In one of her final speeches as Chief Executive of the FCA, Tracey McDermott, has called for regulators to heed the lessons from the mishandling of the Hillsborough process.
Highlighting that the process of investigation can be just as important as the result, Ms McDermott went on to identify three key lessons which can be taken away from the Hillsborough inquiry:
- Justice: Ms McDermott stated that a culture of ‘them and us’ can be created from the strength and persistency of public anger towards those the public feel ‘got away with it’. Ms McDermott stresses that this can, in turn, have a degrading effect on public perception of investigation bodies, leading to a lack of confidence which, in the financial services sector, is paramount in order to keep the system working effectively and authentically.
- Transparency and speed: Ms McDermott stated that people need to know the facts in a timely manner in order to prevent rumours and mistrust building up. Collaboration between agencies in order to aid this process is key.
- Fairness: Ms McDermott highlighted that the role of the FCA is not to simply satisfy public opinion, but rather, the FCA must ‘divorce itself from the emotion, speculation and hyperbole’ in order to have a process which is objective, fair and rational to enable it to recommend appropriate conclusive actions.
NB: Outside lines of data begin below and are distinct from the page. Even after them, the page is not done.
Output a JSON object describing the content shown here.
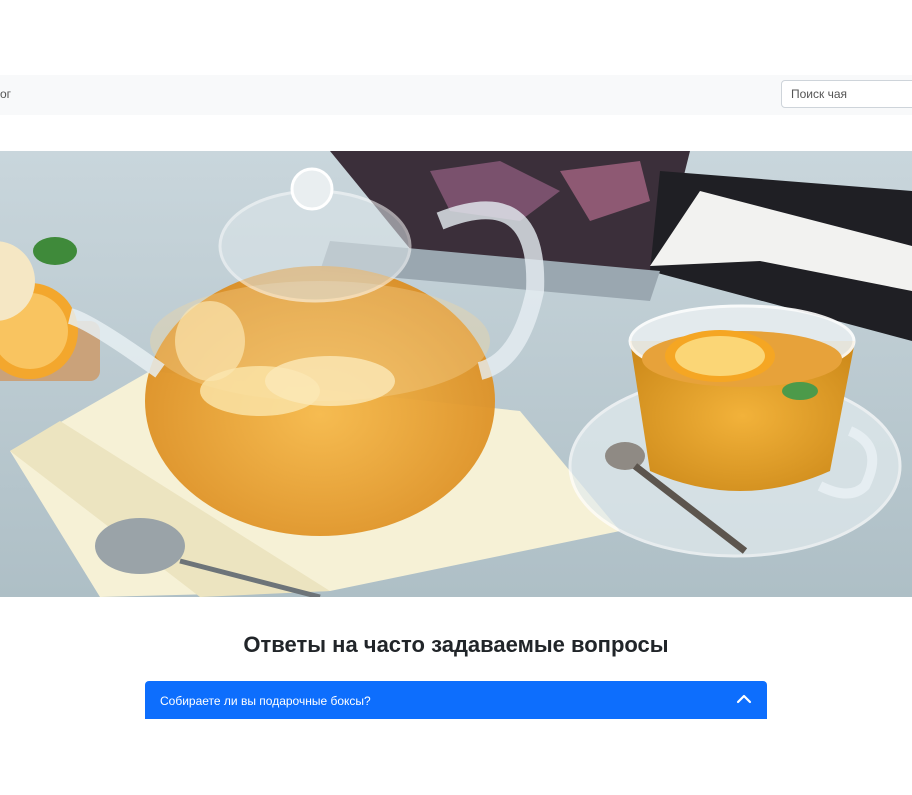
{
  "navbar": {
    "link_partial": "ог",
    "search": {
      "placeholder": "Поиск чая",
      "value": ""
    }
  },
  "hero": {
    "icon": "teapot-hero-image"
  },
  "faq": {
    "title": "Ответы на часто задаваемые вопросы",
    "items": [
      {
        "question": "Собираете ли вы подарочные боксы?",
        "expanded": true
      }
    ]
  },
  "colors": {
    "accent": "#0d6efd",
    "navbar_bg": "#f8f9fa",
    "tea": "#e8a63a"
  }
}
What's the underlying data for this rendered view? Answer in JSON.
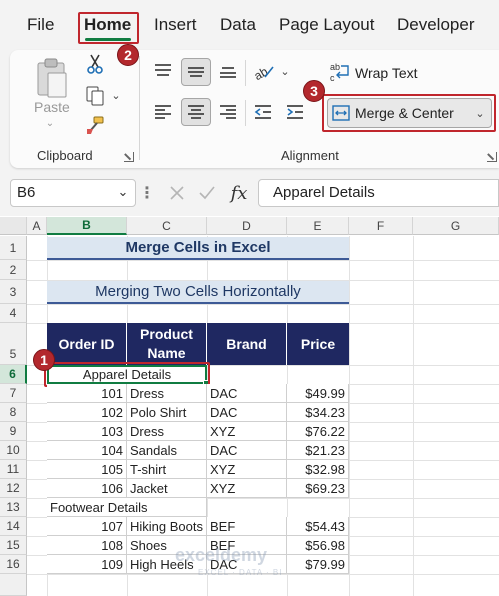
{
  "ribbon_tabs": [
    "File",
    "Home",
    "Insert",
    "Data",
    "Page Layout",
    "Developer"
  ],
  "active_tab": "Home",
  "clipboard": {
    "paste_label": "Paste",
    "group_label": "Clipboard"
  },
  "alignment": {
    "wrap_text_label": "Wrap Text",
    "merge_center_label": "Merge & Center",
    "group_label": "Alignment"
  },
  "badges": [
    "1",
    "2",
    "3"
  ],
  "formula_bar": {
    "name_box": "B6",
    "fx": "fx",
    "formula": "Apparel Details"
  },
  "columns": [
    "A",
    "B",
    "C",
    "D",
    "E",
    "F",
    "G"
  ],
  "selected_column": "B",
  "rows": [
    "1",
    "2",
    "3",
    "4",
    "5",
    "6",
    "7",
    "8",
    "9",
    "10",
    "11",
    "12",
    "13",
    "14",
    "15",
    "16"
  ],
  "selected_row": "6",
  "sheet": {
    "title": "Merge Cells in Excel",
    "subtitle": "Merging Two Cells Horizontally",
    "headers": [
      "Order ID",
      "Product Name",
      "Brand",
      "Price"
    ],
    "group1_label": "Apparel Details",
    "group1_rows": [
      {
        "id": "101",
        "product": "Dress",
        "brand": "DAC",
        "price": "$49.99"
      },
      {
        "id": "102",
        "product": "Polo Shirt",
        "brand": "DAC",
        "price": "$34.23"
      },
      {
        "id": "103",
        "product": "Dress",
        "brand": "XYZ",
        "price": "$76.22"
      },
      {
        "id": "104",
        "product": "Sandals",
        "brand": "DAC",
        "price": "$21.23"
      },
      {
        "id": "105",
        "product": "T-shirt",
        "brand": "XYZ",
        "price": "$32.98"
      },
      {
        "id": "106",
        "product": "Jacket",
        "brand": "XYZ",
        "price": "$69.23"
      }
    ],
    "group2_label": "Footwear Details",
    "group2_rows": [
      {
        "id": "107",
        "product": "Hiking Boots",
        "brand": "BEF",
        "price": "$54.43"
      },
      {
        "id": "108",
        "product": "Shoes",
        "brand": "BEF",
        "price": "$56.98"
      },
      {
        "id": "109",
        "product": "High Heels",
        "brand": "DAC",
        "price": "$79.99"
      }
    ]
  },
  "watermark": {
    "brand": "exceldemy",
    "tagline": "EXCEL · DATA · BI"
  },
  "colors": {
    "accent_green": "#107c41",
    "header_navy": "#1f2861",
    "title_fill": "#dce6f1",
    "callout_red": "#c0262d"
  }
}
Ms McDermott believes that a failure to do so will fuel anger by those working in the industry, leading to the same kind of ‘them and us’ culture identified above, through a lack of perceived justice by industry workers.
Ms McDermott concluded her speech by stating that, listening to the views of those affected but then making objective and independent decisions based on facts, not emotion, regardless of any external pressures, will help rebuild the trust placed on the regulators.